Soldiers in Iraq, dissatisfied with the limited and censored Internet service available officially, build their own. It’s impressive, even though the main demand is to download filthy pictures and order foodstuffs forbidden by the chain of command – which, I suppose, gives it a sort of charm. As one of Robert Graves’ comrades said, marching towards the front, Dear Mum, I am currently wading in blood up to my neck. Send fags and a lifebelt. Love and kisses.
It’s probably a better idea than using a mobile phone, whether with a UK or local SIM inserted. Chez Spyblog there are details of supposed threatening calls made to the families of British soldiers in Iraq, with sceptical comment. Unfortunately, I’m much less sceptical – see this post from November 2005 on weird and clueless policy towards GSM networks in Iraq, and this one with regard to unauthorised mobile networks.
It seems nontrivial numbers of Allied soldiers are using local SIM cards provided by various networks not limited to MTS/Vodafone and Iraqna(Orascom Telecom), and these networks are possibly penetrated by the enemy. The reason for using local SIMs with GSM phones is that it is cheap. The reason not to is that all call details, locations, and numbers called are available to anyone with access to the operator’s SS7 switch and databases – not just that, but the phone broadcasts its number and IMEI whenever it tries to register on the network, so jamming the real network and listening could gather identifying data.
Using Skype or a comparable peer-to-peer VoIP applicatiion from an Internet-connected computer would be far more secure – that, and making very sure no mobiles go outside the wire, as a similar method could be used to track troop movements.
On a similar Internet-politics trip, watch Charlie Stross bust my chops over IRC and the Soviet 1991 coup. Looks like I was wrong. It does mean an opportunity for an interesting anecdote, though. A Cisco Systems executive I spoke to a couple of months ago talked of selling the old BT System X digital phone exchanges to the Russians immediately post-communism. To his surprise, the first switch he visited was a 1940s all-electromechanical monster, maintained perfectly by a small army of women engineers who polished every contact, at least once a week.
There was no difficulty making the pristine copper wires do DSL, either, when he returned a few years later with Cisco.

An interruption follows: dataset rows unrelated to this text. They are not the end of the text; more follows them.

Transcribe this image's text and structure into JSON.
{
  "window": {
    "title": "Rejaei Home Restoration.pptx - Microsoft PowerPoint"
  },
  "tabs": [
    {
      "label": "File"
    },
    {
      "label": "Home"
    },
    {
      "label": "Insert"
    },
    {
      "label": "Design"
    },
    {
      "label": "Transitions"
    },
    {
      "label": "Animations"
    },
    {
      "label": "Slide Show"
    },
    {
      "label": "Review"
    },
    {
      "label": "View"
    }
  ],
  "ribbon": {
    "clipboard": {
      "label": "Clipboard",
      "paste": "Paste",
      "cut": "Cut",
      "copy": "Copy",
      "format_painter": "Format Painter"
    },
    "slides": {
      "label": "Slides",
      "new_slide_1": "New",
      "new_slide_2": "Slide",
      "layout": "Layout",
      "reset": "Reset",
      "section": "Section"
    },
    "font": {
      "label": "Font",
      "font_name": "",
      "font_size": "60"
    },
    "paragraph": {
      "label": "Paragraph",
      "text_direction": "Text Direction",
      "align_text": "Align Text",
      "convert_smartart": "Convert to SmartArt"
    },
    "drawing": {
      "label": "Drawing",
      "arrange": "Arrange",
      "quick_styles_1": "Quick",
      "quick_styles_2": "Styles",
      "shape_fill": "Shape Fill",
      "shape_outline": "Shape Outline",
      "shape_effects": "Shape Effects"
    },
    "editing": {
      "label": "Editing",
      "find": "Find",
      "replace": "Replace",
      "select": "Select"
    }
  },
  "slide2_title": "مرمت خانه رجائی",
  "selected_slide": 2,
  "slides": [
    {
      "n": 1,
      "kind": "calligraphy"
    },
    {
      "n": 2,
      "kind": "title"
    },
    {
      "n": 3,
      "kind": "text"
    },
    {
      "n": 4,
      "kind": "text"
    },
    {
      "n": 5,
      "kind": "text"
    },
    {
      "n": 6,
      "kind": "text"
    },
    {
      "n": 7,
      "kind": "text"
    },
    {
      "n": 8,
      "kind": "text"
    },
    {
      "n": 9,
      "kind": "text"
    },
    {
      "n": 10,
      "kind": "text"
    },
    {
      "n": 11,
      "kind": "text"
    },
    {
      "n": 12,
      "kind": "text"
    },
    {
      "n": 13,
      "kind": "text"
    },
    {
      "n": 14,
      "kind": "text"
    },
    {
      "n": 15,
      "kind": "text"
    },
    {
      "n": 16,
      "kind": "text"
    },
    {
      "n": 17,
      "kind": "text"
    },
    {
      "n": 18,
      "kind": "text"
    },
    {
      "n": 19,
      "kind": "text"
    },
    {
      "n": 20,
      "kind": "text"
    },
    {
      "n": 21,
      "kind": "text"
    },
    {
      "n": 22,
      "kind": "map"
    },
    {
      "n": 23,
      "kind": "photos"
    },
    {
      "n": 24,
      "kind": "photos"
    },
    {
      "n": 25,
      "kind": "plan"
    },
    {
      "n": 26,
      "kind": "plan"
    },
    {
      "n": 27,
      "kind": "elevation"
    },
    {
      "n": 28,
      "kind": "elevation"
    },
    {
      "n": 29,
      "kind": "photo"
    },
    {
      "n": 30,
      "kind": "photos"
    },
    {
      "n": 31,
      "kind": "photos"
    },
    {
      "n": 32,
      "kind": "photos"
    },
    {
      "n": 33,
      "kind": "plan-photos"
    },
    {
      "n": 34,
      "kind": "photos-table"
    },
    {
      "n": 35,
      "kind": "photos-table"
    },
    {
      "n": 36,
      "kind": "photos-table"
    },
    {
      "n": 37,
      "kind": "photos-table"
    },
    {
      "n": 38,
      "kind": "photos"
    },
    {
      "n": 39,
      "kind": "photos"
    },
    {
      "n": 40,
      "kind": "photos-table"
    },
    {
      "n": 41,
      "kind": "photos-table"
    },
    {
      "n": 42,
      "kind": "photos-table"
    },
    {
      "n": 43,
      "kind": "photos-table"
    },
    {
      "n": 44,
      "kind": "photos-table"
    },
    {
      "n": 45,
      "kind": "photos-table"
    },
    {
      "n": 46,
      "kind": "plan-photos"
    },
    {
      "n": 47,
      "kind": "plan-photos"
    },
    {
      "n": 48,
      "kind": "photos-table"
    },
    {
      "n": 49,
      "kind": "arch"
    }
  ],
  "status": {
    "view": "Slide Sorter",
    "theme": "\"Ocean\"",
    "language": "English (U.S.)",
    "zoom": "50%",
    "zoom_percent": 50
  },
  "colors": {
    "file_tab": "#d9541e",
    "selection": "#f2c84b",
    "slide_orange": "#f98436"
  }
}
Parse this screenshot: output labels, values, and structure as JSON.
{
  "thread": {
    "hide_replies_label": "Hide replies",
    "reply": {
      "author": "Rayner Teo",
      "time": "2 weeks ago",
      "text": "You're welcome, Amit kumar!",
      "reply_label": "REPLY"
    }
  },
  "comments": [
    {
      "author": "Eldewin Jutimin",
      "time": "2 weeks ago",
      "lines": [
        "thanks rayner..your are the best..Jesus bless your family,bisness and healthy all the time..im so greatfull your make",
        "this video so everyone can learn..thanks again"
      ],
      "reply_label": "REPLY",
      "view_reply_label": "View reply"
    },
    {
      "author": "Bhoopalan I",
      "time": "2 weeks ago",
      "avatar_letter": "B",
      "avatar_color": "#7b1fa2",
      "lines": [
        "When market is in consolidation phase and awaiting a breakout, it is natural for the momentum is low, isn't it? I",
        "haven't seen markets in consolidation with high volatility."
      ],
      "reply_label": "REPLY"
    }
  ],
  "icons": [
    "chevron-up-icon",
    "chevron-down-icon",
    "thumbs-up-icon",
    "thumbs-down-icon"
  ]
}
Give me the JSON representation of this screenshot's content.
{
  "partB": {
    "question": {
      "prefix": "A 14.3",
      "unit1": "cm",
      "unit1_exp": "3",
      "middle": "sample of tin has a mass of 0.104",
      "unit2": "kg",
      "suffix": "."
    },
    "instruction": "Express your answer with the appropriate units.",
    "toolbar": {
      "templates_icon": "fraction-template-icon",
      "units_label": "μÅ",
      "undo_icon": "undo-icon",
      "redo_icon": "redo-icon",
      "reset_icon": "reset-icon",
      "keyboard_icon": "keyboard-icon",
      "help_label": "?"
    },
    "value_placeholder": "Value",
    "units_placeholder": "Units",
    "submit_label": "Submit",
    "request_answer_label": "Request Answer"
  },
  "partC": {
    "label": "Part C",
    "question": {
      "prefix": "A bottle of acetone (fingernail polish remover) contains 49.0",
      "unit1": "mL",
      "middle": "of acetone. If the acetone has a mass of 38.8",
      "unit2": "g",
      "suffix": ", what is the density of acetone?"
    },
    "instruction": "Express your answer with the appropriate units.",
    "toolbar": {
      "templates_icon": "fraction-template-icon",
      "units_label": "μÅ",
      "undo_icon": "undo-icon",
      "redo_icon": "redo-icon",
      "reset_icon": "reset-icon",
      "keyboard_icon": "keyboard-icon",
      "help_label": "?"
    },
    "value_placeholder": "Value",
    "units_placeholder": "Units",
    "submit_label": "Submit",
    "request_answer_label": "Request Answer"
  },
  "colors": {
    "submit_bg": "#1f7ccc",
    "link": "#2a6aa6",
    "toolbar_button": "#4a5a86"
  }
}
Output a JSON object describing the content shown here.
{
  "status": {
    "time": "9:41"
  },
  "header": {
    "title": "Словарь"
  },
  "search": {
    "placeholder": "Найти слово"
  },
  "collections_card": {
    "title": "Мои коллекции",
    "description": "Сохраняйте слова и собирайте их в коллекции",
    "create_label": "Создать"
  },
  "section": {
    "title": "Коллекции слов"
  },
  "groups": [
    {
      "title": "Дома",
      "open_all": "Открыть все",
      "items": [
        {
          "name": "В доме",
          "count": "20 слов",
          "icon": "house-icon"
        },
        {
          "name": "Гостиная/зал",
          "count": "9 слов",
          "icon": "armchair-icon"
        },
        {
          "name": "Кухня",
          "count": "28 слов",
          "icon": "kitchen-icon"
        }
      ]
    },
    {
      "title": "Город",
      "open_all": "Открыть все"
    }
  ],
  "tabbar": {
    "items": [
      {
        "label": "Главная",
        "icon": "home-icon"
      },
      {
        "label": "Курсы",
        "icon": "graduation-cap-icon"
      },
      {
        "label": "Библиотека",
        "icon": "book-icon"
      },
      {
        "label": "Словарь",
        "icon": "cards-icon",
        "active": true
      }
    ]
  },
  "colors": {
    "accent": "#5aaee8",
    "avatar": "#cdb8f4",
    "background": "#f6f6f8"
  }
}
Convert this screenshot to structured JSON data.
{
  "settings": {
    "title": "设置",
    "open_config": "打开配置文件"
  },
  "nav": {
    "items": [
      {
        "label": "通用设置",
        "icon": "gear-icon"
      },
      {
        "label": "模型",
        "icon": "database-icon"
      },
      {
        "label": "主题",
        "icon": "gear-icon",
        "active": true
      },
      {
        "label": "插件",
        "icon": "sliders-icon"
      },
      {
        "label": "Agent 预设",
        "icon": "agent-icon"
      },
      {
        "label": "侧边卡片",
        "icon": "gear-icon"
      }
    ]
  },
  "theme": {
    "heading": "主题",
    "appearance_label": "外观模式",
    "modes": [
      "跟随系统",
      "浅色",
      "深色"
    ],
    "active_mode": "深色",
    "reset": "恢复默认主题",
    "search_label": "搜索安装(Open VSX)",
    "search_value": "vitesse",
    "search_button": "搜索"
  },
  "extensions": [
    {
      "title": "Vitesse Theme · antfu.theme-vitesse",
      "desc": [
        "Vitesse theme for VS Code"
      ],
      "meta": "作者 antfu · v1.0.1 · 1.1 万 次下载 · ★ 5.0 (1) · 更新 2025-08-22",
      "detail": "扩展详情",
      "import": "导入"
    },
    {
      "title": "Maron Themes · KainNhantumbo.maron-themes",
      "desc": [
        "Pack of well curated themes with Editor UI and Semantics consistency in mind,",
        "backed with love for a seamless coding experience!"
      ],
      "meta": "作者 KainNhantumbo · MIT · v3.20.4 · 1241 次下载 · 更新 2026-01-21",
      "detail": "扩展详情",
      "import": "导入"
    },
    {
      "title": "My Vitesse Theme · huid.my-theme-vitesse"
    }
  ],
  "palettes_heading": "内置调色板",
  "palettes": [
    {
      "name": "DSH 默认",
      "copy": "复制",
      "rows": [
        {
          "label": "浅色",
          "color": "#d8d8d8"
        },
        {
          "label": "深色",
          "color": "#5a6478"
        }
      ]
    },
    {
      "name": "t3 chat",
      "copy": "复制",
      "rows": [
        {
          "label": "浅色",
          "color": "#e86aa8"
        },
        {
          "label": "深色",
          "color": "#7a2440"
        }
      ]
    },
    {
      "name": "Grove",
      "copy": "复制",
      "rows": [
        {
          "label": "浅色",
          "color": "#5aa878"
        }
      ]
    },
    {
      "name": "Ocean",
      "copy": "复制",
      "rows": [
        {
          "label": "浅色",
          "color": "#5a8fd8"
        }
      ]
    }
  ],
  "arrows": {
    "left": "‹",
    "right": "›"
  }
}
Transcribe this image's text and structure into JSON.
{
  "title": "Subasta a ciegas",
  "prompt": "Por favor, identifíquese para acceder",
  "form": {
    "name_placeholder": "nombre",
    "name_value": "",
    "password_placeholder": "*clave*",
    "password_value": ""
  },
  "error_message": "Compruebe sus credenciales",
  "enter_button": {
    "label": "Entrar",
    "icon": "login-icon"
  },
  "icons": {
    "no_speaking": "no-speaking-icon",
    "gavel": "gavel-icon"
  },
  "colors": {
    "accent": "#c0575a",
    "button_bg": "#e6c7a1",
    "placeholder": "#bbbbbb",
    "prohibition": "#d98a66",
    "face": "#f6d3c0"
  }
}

So it’s probably no wonder there were IRC users in Moscow in 1991..